The Atlantic Philanthropies Awards Columbia $1.1 Million to Record the Organization’s Oral History
NEW YORK, April 14, 2005 - Columbia University Libraries will receive $1.1 million over three years from The Atlantic Philanthropies to create an oral history archive of the organization. The Atlantic Philanthropies Oral History Project will give researchers and scholars the opportunity to explore and learn about the decision-making process, the outcomes of grant-funded programs, and the international philanthropic and business practices of The Atlantic Philanthropies and its founder, Mr. Charles F. Feeney.
Columbia’s Oral History Research Office (OHRO), under the leadership of its Director, Mary Marshall Clark, will conduct taped interviews with over 100 individuals, including current and former members of the institution’s Board; financial, philanthropic, and legal advisors; and grantees.
James Neal, Vice President for Information Services and University Librarian, said, “Columbia’s Oral History Research Office is preeminent and uniquely positioned to create a comprehensive and lasting archive of Atlantic Philanthropies’ extraordinary impact in the world.”
“Atlantic Philanthropies is a unique story in the history of philanthropy both in the United States and internationally,” added Clark. “AP’s historic contributions in the field of education, the peace process, and addressing the needs of vulnerable populations are central to our understanding of the creative role that philanthropy can play in an increasingly complex world-situation.”
The work will be conducted in two phases.

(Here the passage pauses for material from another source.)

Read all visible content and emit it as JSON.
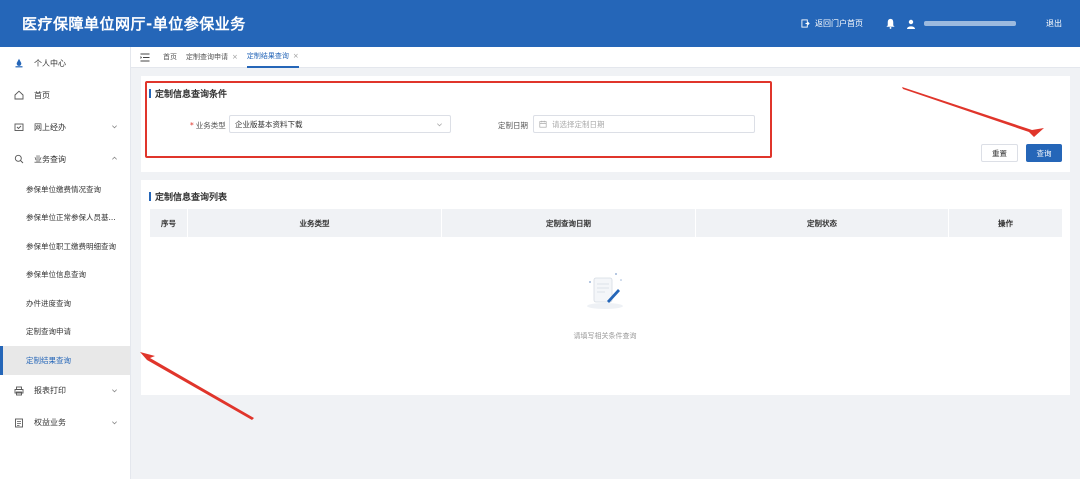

The interviewing phase will run for 24 months, from July 2005 through June 2007. The second phase, post-production, will run from July 2007 through April 2008. During this time the evaluating, processing, preserving, and archiving of all of the interviews will be accomplished.
The interviews will yield approximately 560 hours of material, including a life history of Mr. Feeney. A team of skilled oral historians who are experts in the field of philanthropy will work together to conduct the interviews. Clark will conduct lead interviews for the archive and work closely with researchers and interviewers to monitor the thematic and intellectual foci of the project. The interviews will complement OHRO’s holdings in the history of philanthropy, which include an extensive oral history of the Carnegie Corporation, as well as the Jessie Smith Noyes Foundation and many individual philanthropists.
The Atlantic Philanthropies are a group of Bermuda-based charitable foundations whose grant investments are focused internationally in four programme fields: Ageing, Disadvantaged Children and Youth, Population Health and Reconciliation and Human Rights. Atlantic’s mission is to bring about lasting changes in the lives of disadvantaged and vulnerable people.
The Columbia University Oral History Research Office is the oldest and largest organized university-based oral history program open to the public in the world. Founded in 1948 by Pulitzer Prize winning historian Allan Nevins, the oral history collection now contains nearly 8,000 taped memoirs, and nearly 1,000,000 pages of transcript. The program is also a center for teaching and research, offering opportunities for students, visiting scholars and fellows.
Columbia University Libraries is one of the top ten academic library systems in the nation, with 9.2 million volumes, over 65,650 serials, as well as extensive collections of electronic resources, manuscripts, rare books, microforms, and other nonprint formats. The collections and services are organized into 25 libraries, supporting specific academic or professional disciplines. Columbia Libraries employs more than 400 professional and support staff to assist faculty, students, and researchers in their academic endeavors. The Libraries’ website at http://www.columbia.edu/cu/lweb/ is a gateway to its print and electronic collections and to its services.